(Records for the exercise)
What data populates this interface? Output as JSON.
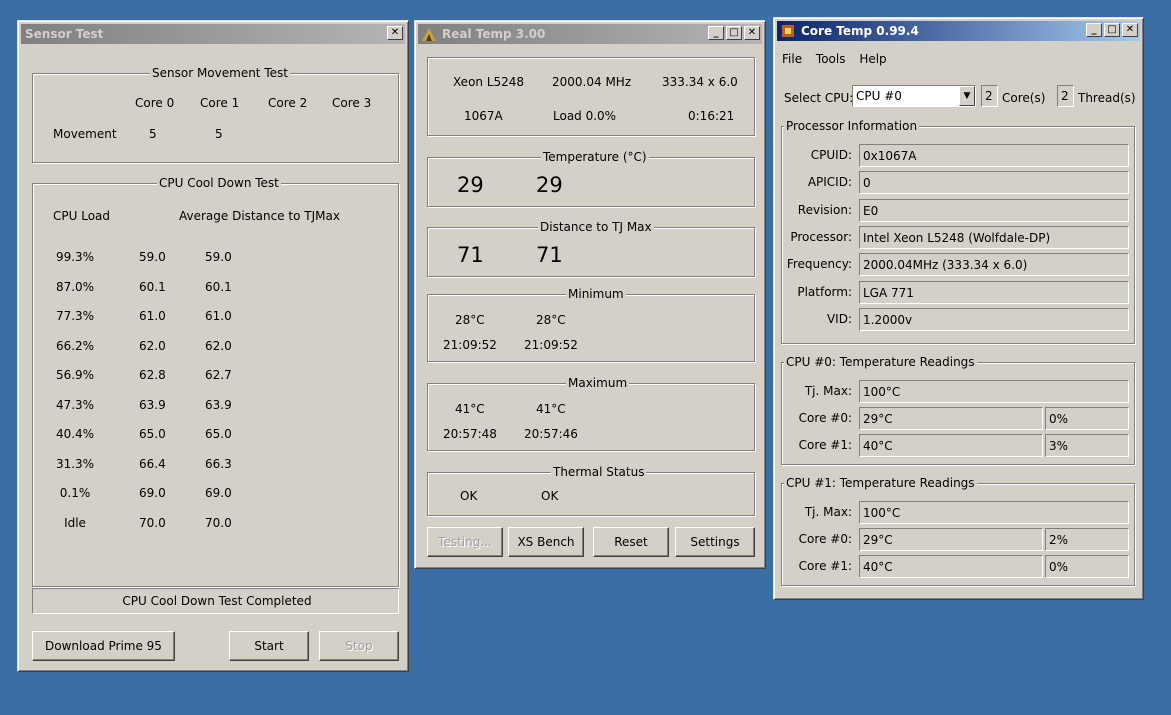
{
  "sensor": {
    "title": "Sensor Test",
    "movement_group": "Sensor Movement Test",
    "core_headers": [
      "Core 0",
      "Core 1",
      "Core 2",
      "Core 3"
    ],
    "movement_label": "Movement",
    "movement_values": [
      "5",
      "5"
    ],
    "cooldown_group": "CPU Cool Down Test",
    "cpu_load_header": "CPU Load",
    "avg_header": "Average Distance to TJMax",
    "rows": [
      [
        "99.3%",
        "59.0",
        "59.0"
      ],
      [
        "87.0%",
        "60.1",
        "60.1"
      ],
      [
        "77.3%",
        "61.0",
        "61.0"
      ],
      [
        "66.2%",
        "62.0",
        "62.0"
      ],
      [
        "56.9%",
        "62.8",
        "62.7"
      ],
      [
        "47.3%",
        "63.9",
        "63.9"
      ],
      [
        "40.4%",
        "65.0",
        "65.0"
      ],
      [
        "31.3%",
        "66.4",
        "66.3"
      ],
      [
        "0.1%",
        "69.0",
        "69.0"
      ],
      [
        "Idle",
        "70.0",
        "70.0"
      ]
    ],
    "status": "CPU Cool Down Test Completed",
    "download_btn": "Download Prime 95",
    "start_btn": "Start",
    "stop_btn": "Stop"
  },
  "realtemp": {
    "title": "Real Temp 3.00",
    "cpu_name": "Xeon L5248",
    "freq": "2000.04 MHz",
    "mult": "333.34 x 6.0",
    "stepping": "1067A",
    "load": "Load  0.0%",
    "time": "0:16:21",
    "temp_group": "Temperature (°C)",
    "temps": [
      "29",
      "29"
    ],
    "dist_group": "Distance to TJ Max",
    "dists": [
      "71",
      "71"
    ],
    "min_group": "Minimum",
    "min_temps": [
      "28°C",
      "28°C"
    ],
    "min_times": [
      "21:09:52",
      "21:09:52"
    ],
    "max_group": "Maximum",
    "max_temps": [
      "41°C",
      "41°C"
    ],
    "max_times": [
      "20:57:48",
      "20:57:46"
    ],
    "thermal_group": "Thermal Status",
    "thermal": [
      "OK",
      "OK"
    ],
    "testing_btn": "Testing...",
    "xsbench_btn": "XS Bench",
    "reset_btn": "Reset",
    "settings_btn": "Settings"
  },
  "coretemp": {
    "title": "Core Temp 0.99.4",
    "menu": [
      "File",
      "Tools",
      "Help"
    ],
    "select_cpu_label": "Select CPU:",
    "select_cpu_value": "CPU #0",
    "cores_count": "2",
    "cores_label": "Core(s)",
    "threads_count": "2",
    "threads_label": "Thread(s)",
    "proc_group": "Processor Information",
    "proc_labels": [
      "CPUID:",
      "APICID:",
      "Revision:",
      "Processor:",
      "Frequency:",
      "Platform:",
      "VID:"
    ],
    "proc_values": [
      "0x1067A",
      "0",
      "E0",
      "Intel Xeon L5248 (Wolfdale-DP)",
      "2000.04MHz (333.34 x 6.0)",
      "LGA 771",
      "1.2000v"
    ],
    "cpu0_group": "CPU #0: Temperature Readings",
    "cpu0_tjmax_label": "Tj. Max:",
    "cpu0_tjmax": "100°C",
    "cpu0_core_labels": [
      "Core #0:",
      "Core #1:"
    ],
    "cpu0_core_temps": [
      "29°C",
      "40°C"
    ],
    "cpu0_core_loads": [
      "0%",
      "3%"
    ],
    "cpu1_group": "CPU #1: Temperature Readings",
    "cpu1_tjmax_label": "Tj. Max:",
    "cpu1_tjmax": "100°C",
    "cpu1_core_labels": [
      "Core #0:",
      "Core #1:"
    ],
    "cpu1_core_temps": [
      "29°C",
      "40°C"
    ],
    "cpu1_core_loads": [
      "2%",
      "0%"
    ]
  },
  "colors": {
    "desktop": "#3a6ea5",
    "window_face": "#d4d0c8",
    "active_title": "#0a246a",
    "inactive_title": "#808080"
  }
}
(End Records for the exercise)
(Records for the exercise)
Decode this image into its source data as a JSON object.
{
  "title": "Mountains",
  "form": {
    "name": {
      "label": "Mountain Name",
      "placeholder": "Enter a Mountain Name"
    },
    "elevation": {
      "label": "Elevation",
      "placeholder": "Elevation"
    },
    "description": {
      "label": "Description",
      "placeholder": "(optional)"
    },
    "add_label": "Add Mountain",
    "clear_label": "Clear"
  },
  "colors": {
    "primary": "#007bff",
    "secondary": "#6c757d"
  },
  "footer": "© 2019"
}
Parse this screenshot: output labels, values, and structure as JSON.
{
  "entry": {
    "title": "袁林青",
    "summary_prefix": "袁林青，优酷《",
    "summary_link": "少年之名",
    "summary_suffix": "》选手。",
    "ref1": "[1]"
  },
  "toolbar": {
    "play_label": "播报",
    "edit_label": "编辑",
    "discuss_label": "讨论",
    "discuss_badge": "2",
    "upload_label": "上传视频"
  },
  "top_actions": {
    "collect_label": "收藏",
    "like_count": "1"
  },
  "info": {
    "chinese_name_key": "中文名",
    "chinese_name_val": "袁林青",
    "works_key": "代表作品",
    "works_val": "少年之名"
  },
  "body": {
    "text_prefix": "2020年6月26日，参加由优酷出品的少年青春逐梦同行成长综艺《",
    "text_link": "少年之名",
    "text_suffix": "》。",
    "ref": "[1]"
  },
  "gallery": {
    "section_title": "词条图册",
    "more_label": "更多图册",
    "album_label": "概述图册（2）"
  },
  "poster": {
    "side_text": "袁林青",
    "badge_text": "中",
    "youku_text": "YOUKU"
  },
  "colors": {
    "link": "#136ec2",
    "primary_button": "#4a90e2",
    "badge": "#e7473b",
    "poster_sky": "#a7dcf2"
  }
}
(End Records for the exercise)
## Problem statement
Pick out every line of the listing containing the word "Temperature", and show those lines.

## Exercise answer
    "temp_group": "Temperature (°C)",
    "cpu0_group": "CPU #0: Temperature Readings",
    "cpu1_group": "CPU #1: Temperature Readings",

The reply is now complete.